Subtitled “A nonjudgmental psychology is failing patients who need to hear hard truths”, this article by James Mumford has been published on The New Atlantis website. It begins:
“It appears innocuous at first. The psychologist writes one word at the center of the whiteboard: values. He circles the word, stands back, admires it, and turns to his audience — an audience of inpatients, bored, drugged-up inpatients, stretching like cats and yawning like hyenas.
I’m in psychiatric hospital in central London and the psychologist is taking us through a ‘values-clarification exercise.’ I’m interested in what the psychologist has to say about values, because I used to teach ethics, at the University of Virginia. But now I’m the student, because I’m the patient. And I’m about to be given a strong dose of moral relativism. I’m about to be told that there are no objective values and, by implication, that good and evil are merely projections of our minds. This, apparently, is going to make me feel better.

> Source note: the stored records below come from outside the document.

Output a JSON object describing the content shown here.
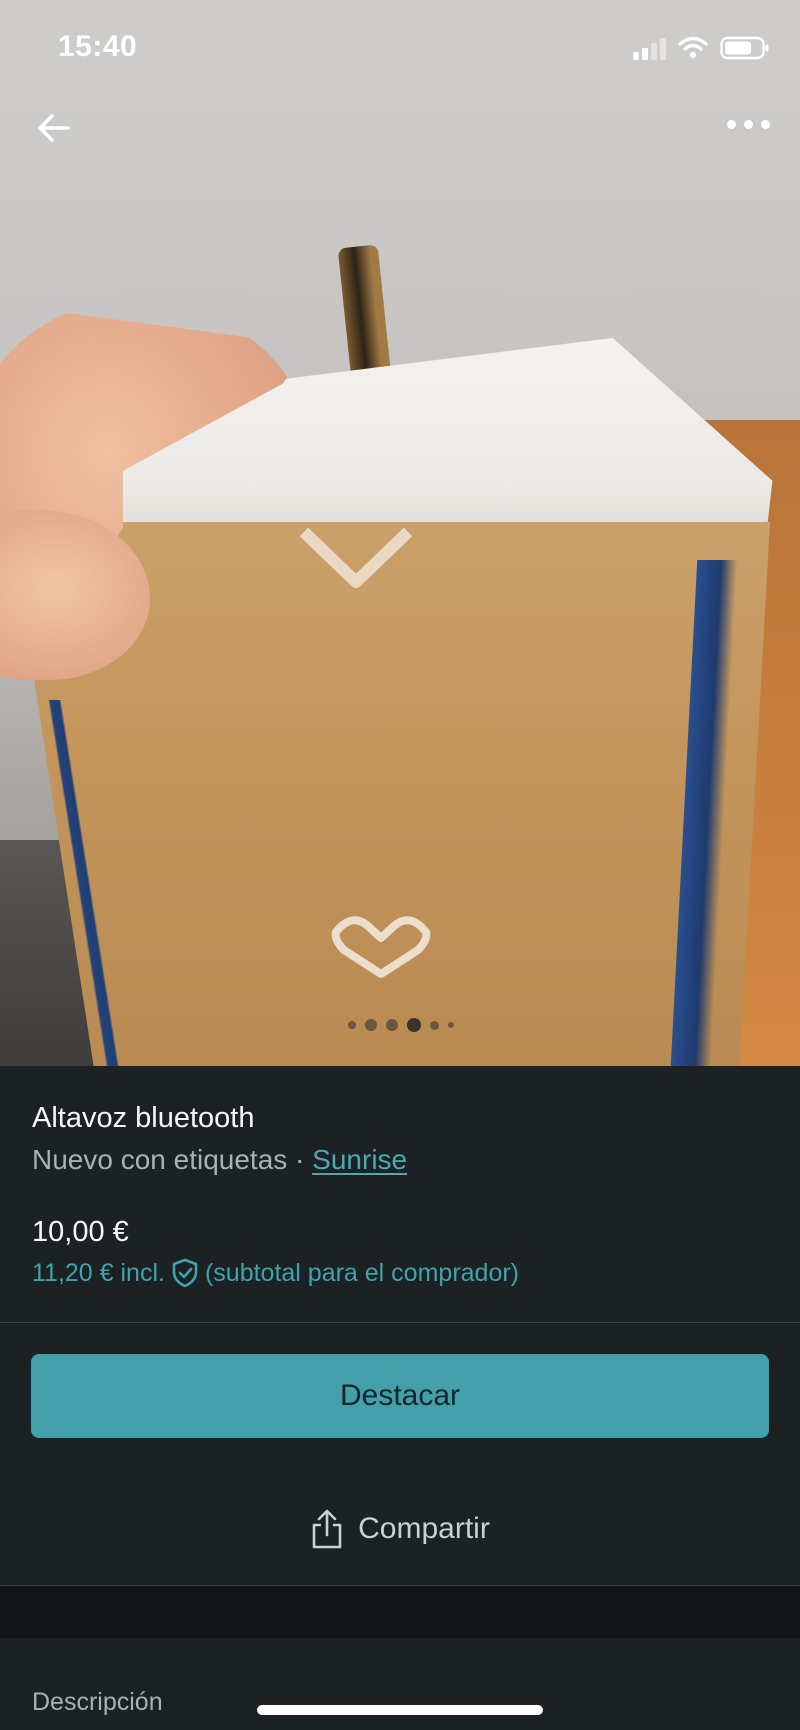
{
  "status_bar": {
    "time": "15:40"
  },
  "navigation": {
    "back_icon": "arrow-left-icon",
    "more_icon": "more-horizontal-icon"
  },
  "gallery": {
    "total_photos": 6,
    "active_index": 3
  },
  "item": {
    "title": "Altavoz bluetooth",
    "condition": "Nuevo con etiquetas",
    "separator": "·",
    "brand": "Sunrise",
    "price": "10,00 €",
    "price_incl": "11,20 € incl.",
    "buyer_note": "(subtotal para el comprador)"
  },
  "actions": {
    "promote_label": "Destacar",
    "share_label": "Compartir"
  },
  "description": {
    "label": "Descripción"
  },
  "colors": {
    "accent": "#43a0ab",
    "link": "#4aa9b4",
    "background": "#1c2124"
  }
}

‘What does the word ‘values’ mean to people?’ the psychologist begins. ‘What are some of our values?’ Unfazed by an unresponsive group — a circle of depressives is not always the most forthcoming of audiences — the psychologist circulates a handout. It’s a list, including the following words …”
You can read more from here.